Like many great quests the discovery of the Anaheim Jalapeno Chile Cheeseburger came about by chance. I’d been working on the Perfect Burger Project for a couple years stymied by dead ends along the Juicy-Lucy stuffed path and most recently the charred anaheim/serrano/onion topped with marble jack path. In fact I was at the Walmart to restock for a new attack along those lines when serendipity intervened.
As usual you can’t realistically expect exactly what you are looking for at Walmart. Their supply/stocking isn’t consistent. This time the first substitution was Tillamook cheddar for the missing Cabot. No problem with the marble jack. In the produce section I was confronted with overflowing bins of peppers arranged vertically. The anaheims actually appeared fresh w/o their usual withered appearance. Serranos good too- but after pulling a couple small ones, I instead replaced them with a couple more robust ones from near the top of the bin. Note that I didn’t study these new choices carefully.
New girl at checkout was unfamiliar with the codes for the peppers and could not locate the anaheims on her cheat sheet so called over the manager guy. He and I promptly got into an argument over the more robust “serranos” which he insisted were Jalepenos! At one point I heard myself say “bet you a million dollars they are serranos” and he countered by trotting off to the produce area to take photos of each; It wasn’t a very busy mid-day. I wasn’t convinced but happily paid the lower jalepeno price.

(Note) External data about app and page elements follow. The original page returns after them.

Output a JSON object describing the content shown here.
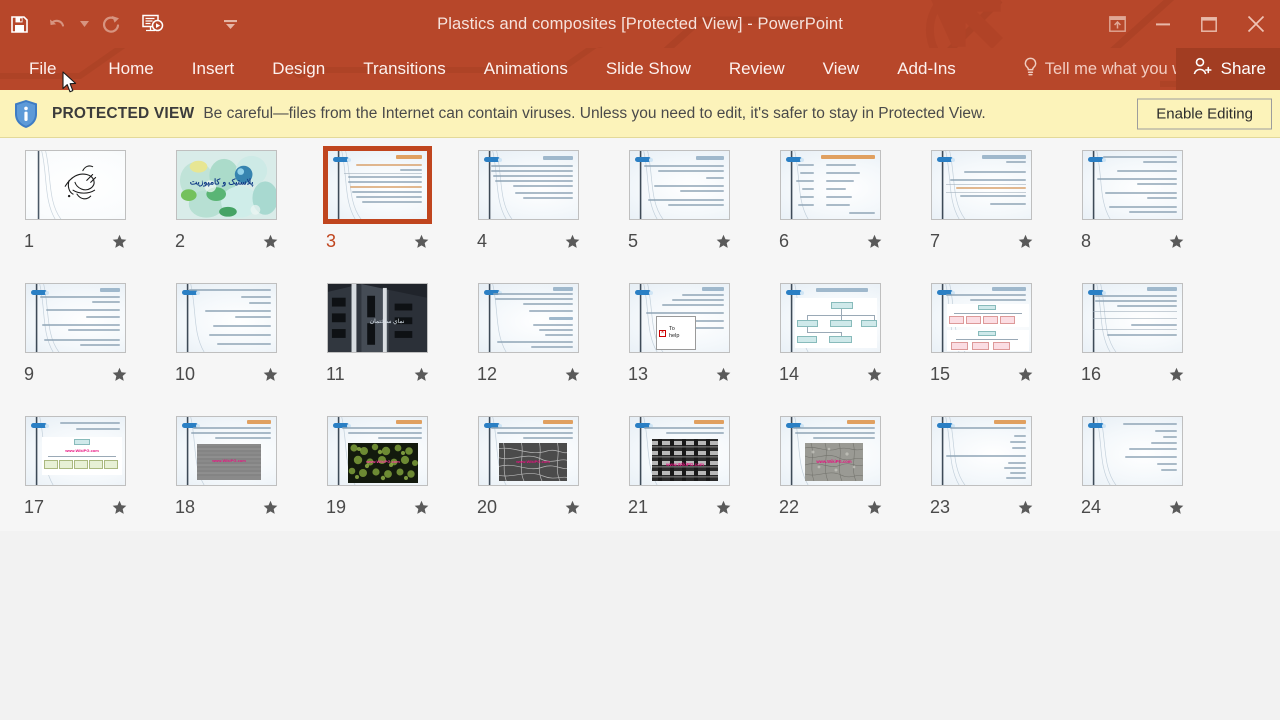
{
  "window": {
    "title": "Plastics and composites [Protected View] - PowerPoint",
    "qat": [
      {
        "name": "save-icon",
        "label": "Save",
        "state": "enabled"
      },
      {
        "name": "undo-icon",
        "label": "Undo",
        "state": "disabled"
      },
      {
        "name": "undo-dropdown-icon",
        "label": "Undo options",
        "state": "disabled"
      },
      {
        "name": "redo-icon",
        "label": "Redo",
        "state": "disabled"
      },
      {
        "name": "start-slideshow-icon",
        "label": "Start From Beginning",
        "state": "enabled"
      },
      {
        "name": "customize-qat-icon",
        "label": "Customize Quick Access Toolbar",
        "state": "enabled"
      }
    ],
    "controls": [
      {
        "name": "ribbon-display-options-icon",
        "label": "Ribbon Display Options"
      },
      {
        "name": "minimize-icon",
        "label": "Minimize"
      },
      {
        "name": "restore-icon",
        "label": "Restore Down"
      },
      {
        "name": "close-icon",
        "label": "Close"
      }
    ]
  },
  "ribbon": {
    "tabs": [
      {
        "label": "File",
        "active": false
      },
      {
        "label": "Home",
        "active": false
      },
      {
        "label": "Insert",
        "active": false
      },
      {
        "label": "Design",
        "active": false
      },
      {
        "label": "Transitions",
        "active": false
      },
      {
        "label": "Animations",
        "active": false
      },
      {
        "label": "Slide Show",
        "active": false
      },
      {
        "label": "Review",
        "active": false
      },
      {
        "label": "View",
        "active": false
      },
      {
        "label": "Add-Ins",
        "active": false
      }
    ],
    "tell_me": "Tell me what you want to do.",
    "share_label": "Share"
  },
  "protected_view": {
    "badge": "PROTECTED VIEW",
    "message": "Be careful—files from the Internet can contain viruses. Unless you need to edit, it's safer to stay in Protected View.",
    "button_label": "Enable Editing"
  },
  "slide_sorter": {
    "selected_slide": 3,
    "slides": [
      {
        "number": "1",
        "kind": "calligraphy"
      },
      {
        "number": "2",
        "kind": "bottles"
      },
      {
        "number": "3",
        "kind": "text-orange-title"
      },
      {
        "number": "4",
        "kind": "text"
      },
      {
        "number": "5",
        "kind": "text"
      },
      {
        "number": "6",
        "kind": "text-table"
      },
      {
        "number": "7",
        "kind": "text"
      },
      {
        "number": "8",
        "kind": "text"
      },
      {
        "number": "9",
        "kind": "text"
      },
      {
        "number": "10",
        "kind": "text"
      },
      {
        "number": "11",
        "kind": "building"
      },
      {
        "number": "12",
        "kind": "text"
      },
      {
        "number": "13",
        "kind": "broken-image"
      },
      {
        "number": "14",
        "kind": "diagram-teal"
      },
      {
        "number": "15",
        "kind": "diagram-pink"
      },
      {
        "number": "16",
        "kind": "text"
      },
      {
        "number": "17",
        "kind": "diagram-green"
      },
      {
        "number": "18",
        "kind": "micrograph-gray"
      },
      {
        "number": "19",
        "kind": "micrograph-green"
      },
      {
        "number": "20",
        "kind": "micrograph-fiber"
      },
      {
        "number": "21",
        "kind": "micrograph-weave"
      },
      {
        "number": "22",
        "kind": "micrograph-speckle"
      },
      {
        "number": "23",
        "kind": "text-orange-title"
      },
      {
        "number": "24",
        "kind": "text"
      }
    ],
    "star_label": "Mark slide"
  },
  "broken_image_slide": {
    "line1": "To",
    "line2": "help"
  },
  "watermark": "www.WikiPG.com",
  "colors": {
    "brand": "#b7472a",
    "selection": "#c0451e",
    "protected_bar": "#fcf3ba",
    "share_button": "#a23d22",
    "panel_background": "#f6f6f6"
  }
}
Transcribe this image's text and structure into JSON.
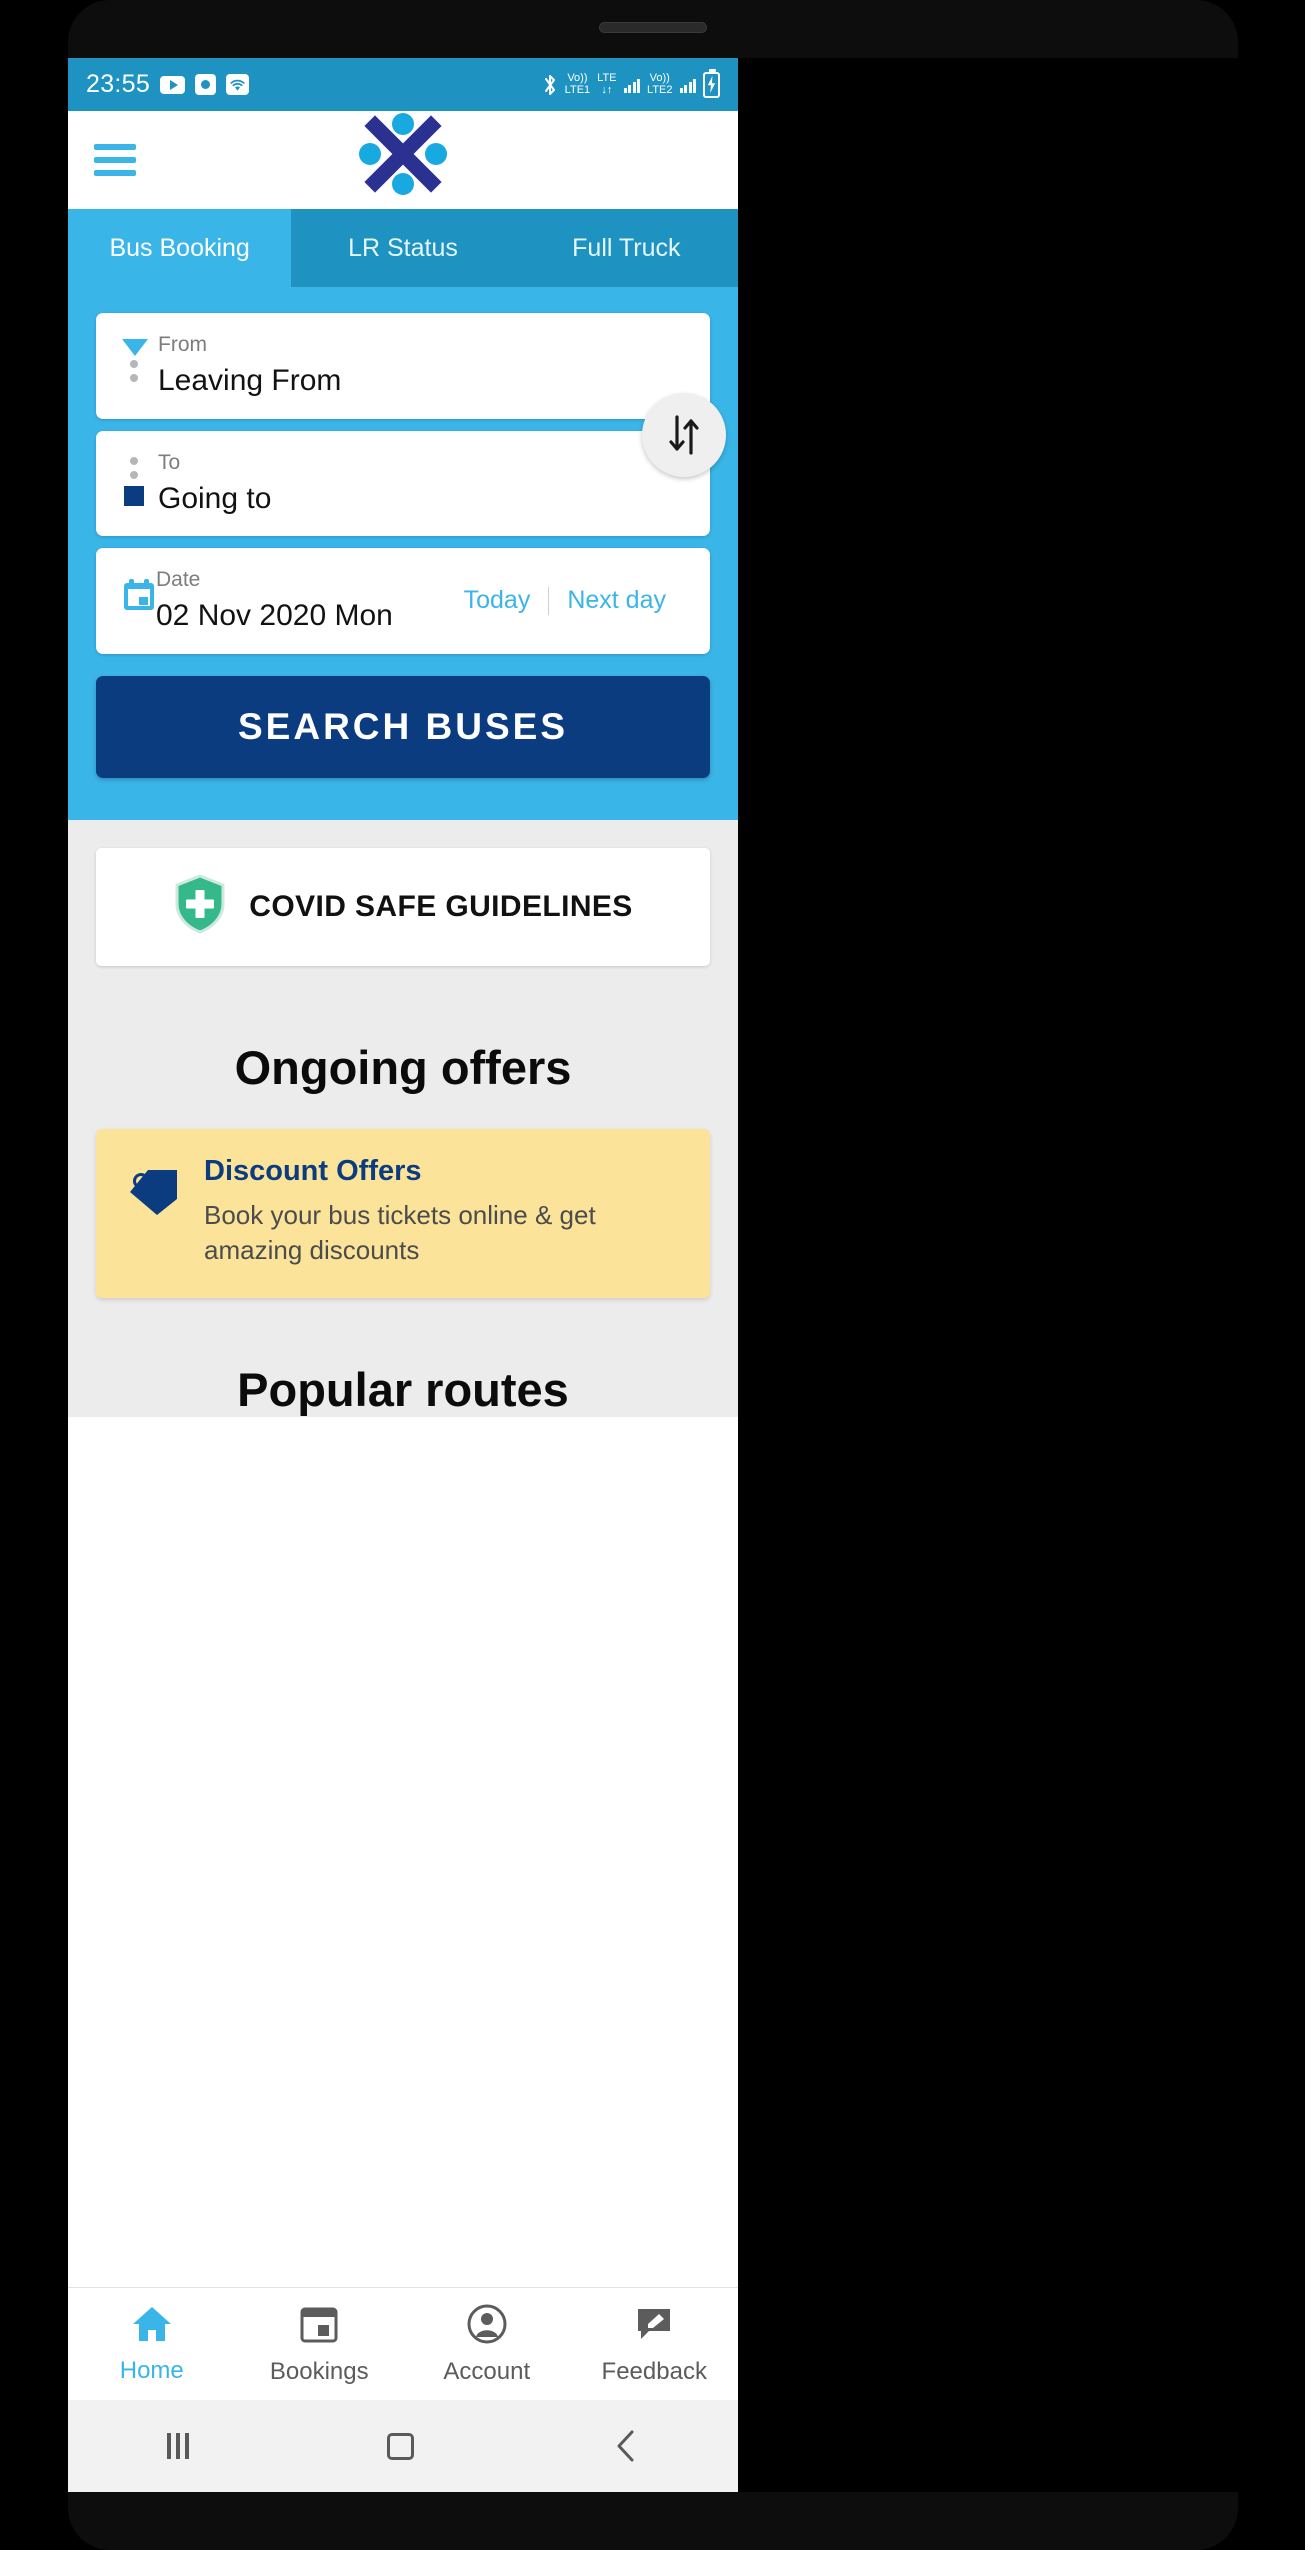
{
  "status_bar": {
    "time": "23:55",
    "icons_left": [
      "youtube-icon",
      "screen-record-icon",
      "wifi-icon"
    ],
    "bluetooth": "bluetooth-icon",
    "sim1_label_top": "Vo))",
    "sim1_label_bottom": "LTE1",
    "lte_top": "LTE",
    "lte_bottom": "",
    "sim2_label_top": "Vo))",
    "sim2_label_bottom": "LTE2",
    "battery": "battery-charging-icon",
    "background_color": "#1e93c2"
  },
  "header": {
    "menu_icon": "hamburger-menu-icon",
    "logo": "app-logo",
    "logo_colors": {
      "navy": "#2b3191",
      "blue": "#18a9e0"
    }
  },
  "tabs": {
    "items": [
      {
        "label": "Bus Booking",
        "active": true
      },
      {
        "label": "LR Status",
        "active": false
      },
      {
        "label": "Full Truck",
        "active": false
      }
    ],
    "active_bg": "#3ab5e8",
    "inactive_bg": "#1e93c2"
  },
  "search_form": {
    "from": {
      "label": "From",
      "value": "Leaving From",
      "icon": "triangle-down-marker"
    },
    "to": {
      "label": "To",
      "value": "Going to",
      "icon": "square-marker"
    },
    "swap_icon": "swap-vertical-arrows-icon",
    "date": {
      "label": "Date",
      "value": "02 Nov 2020 Mon",
      "icon": "calendar-icon",
      "today_label": "Today",
      "next_day_label": "Next day"
    },
    "search_button_label": "SEARCH BUSES",
    "search_button_color": "#0c3c80",
    "panel_color": "#3ab5e8"
  },
  "covid_card": {
    "text": "COVID SAFE GUIDELINES",
    "icon": "shield-plus-icon",
    "icon_color": "#35b88a"
  },
  "offers": {
    "section_title": "Ongoing offers",
    "cards": [
      {
        "title": "Discount Offers",
        "description": "Book your bus tickets online & get amazing discounts",
        "icon": "tag-icon",
        "background": "#fbe49a"
      }
    ]
  },
  "popular": {
    "section_title": "Popular routes"
  },
  "bottom_nav": {
    "items": [
      {
        "label": "Home",
        "icon": "home-icon",
        "active": true
      },
      {
        "label": "Bookings",
        "icon": "bookings-icon",
        "active": false
      },
      {
        "label": "Account",
        "icon": "account-icon",
        "active": false
      },
      {
        "label": "Feedback",
        "icon": "feedback-icon",
        "active": false
      }
    ],
    "active_color": "#3ab5e8",
    "inactive_color": "#5c5c5c"
  },
  "system_nav": {
    "recents": "recents-icon",
    "home": "home-square-icon",
    "back": "back-chevron-icon"
  }
}
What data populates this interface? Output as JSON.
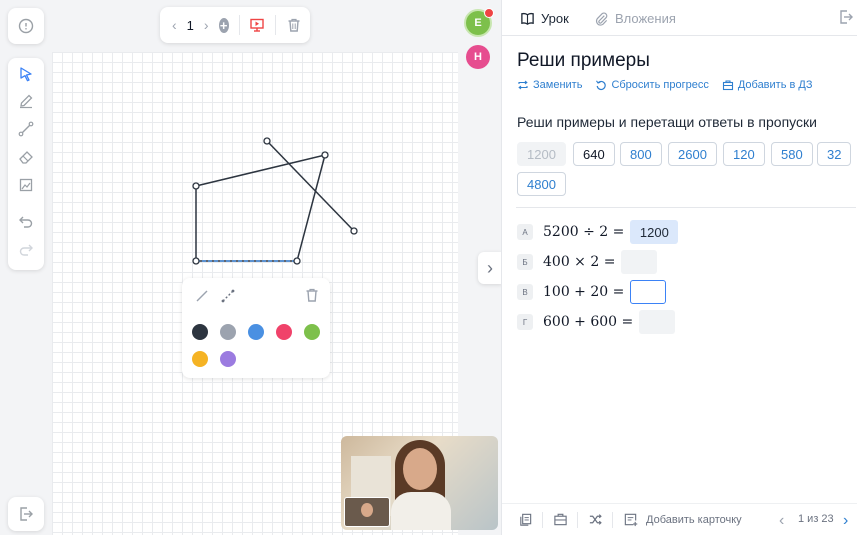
{
  "toolbar_top": {
    "page_number": "1"
  },
  "participants": [
    {
      "initial": "E",
      "color": "#7dc04b"
    },
    {
      "initial": "H",
      "color": "#e64d8f"
    }
  ],
  "left_tools": [
    "select-icon",
    "pencil-icon",
    "line-icon",
    "eraser-icon",
    "image-icon",
    "undo-icon",
    "redo-icon"
  ],
  "shape_colors": [
    "#2d3540",
    "#9ca3af",
    "#4a90e2",
    "#f0426a",
    "#7dc04b",
    "#f5b324",
    "#9b7be0"
  ],
  "tabs": {
    "lesson": "Урок",
    "attachments": "Вложения"
  },
  "lesson": {
    "title": "Реши примеры",
    "actions": {
      "replace": "Заменить",
      "reset": "Сбросить прогресс",
      "add_homework": "Добавить в ДЗ"
    },
    "task": "Реши примеры и перетащи ответы в пропуски",
    "answers": [
      "1200",
      "640",
      "800",
      "2600",
      "120",
      "580",
      "32",
      "4800"
    ],
    "equations": [
      {
        "letter": "А",
        "expr": "5200 ÷ 2 =",
        "answer": "1200"
      },
      {
        "letter": "Б",
        "expr": "400 × 2 =",
        "answer": ""
      },
      {
        "letter": "В",
        "expr": "100 + 20 =",
        "answer": ""
      },
      {
        "letter": "Г",
        "expr": "600 + 600 =",
        "answer": ""
      }
    ]
  },
  "bottom": {
    "add_card": "Добавить карточку",
    "page_count": "1 из 23"
  },
  "accent": "#2f7fcf"
}
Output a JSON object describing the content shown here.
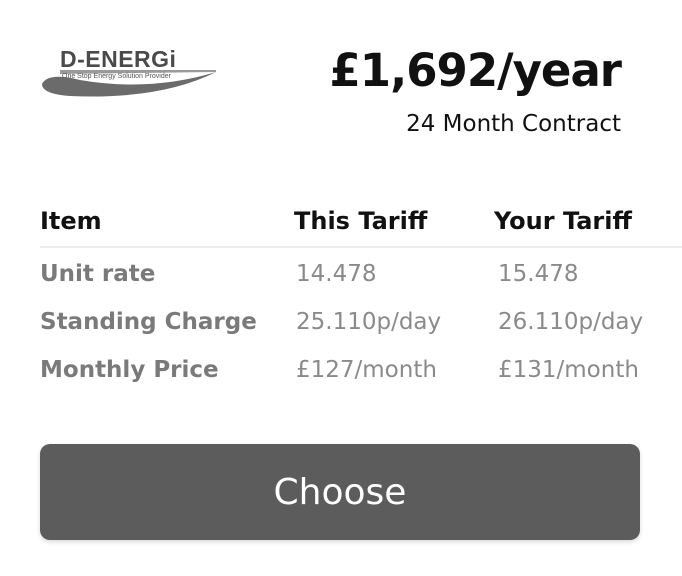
{
  "brand": {
    "name": "D-ENERGi",
    "tagline": "One Stop Energy Solution Provider"
  },
  "price": "£1,692/year",
  "contract": "24 Month Contract",
  "table": {
    "headers": [
      "Item",
      "This Tariff",
      "Your Tariff"
    ],
    "rows": [
      [
        "Unit rate",
        "14.478",
        "15.478"
      ],
      [
        "Standing Charge",
        "25.110p/day",
        "26.110p/day"
      ],
      [
        "Monthly Price",
        "£127/month",
        "£131/month"
      ]
    ]
  },
  "button": {
    "label": "Choose"
  }
}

I didn’t re-look at the peppers until prepping for a burger days later. The First Step (single 1/3 pound burger) is cutting the tops off (1) Anaheim and one (only now obvious) Jalepeno. Then slice each lengthwise into quarters and scrape out seeds. Place pepper slices into a preheated heavy skillet with a dab of oil and flatten with a heavy spatula or better yet; a potato masher. Time for 5 minutes a side at a low hissing, below smoking heat. Peppers should be 50 % scorched black on both sides and soft. Add a quarter (tennis ball size) Red Onion sliced thin along it’s top to root axis and continue the process until the onion is soft and a bit carmelized. Push all to the side and toast buttered potato buns. Transfer buns and onion/pepper mix to a warm serving plate. Keep them apart for now as the onion pepper mix will go on top of the cooked burger.
Reheat the skillet at a higher setting (just smoking) for cooking your burger. While the peppers were blackening you should have portioned your Hay Creek grass-fed burger into a 1/3 pound patty just a bit larger in diameter then the bun. Keep the edges tight and smooth to avoid drying. Kosher salt and black pepper both sides, working the salt/pepper into the surface by cross-hatching with the underside of a fork- like the peanut butter cookie treatment. Cook the burger 2 minutes per side, placing a single 3-4 mm thick slice of Tillamook cheddar (WTH; it’s the first I saw in the cheese drawer and already opened) on the just-flipped first side. Let the burger rest in the pan maybe 30 -60 seconds after turning off the heat (beyond the second 2 minutes).
Place the burger on your unadorned (NO condiments) lower bun, top with pepper/onion mix, slap the top bun on (NO condiments) and dig in! Truly Sublime. There were virtually zero grand expectations for this outcome so impartiality is guaranteed. Remember, you heard it first here.
Oh, the timing of this whole process works out really well for prepping homemade fries cut from a single longish unpeeled russet potato. Simply handcut the fries with a 8 inch+ chefs knife and begin heating for a 5 minute parboil at the point you first flip the peppers in the skillet. Drain and begin pan-fry in a separate skillet at the point you turn off the pepper/onion mix.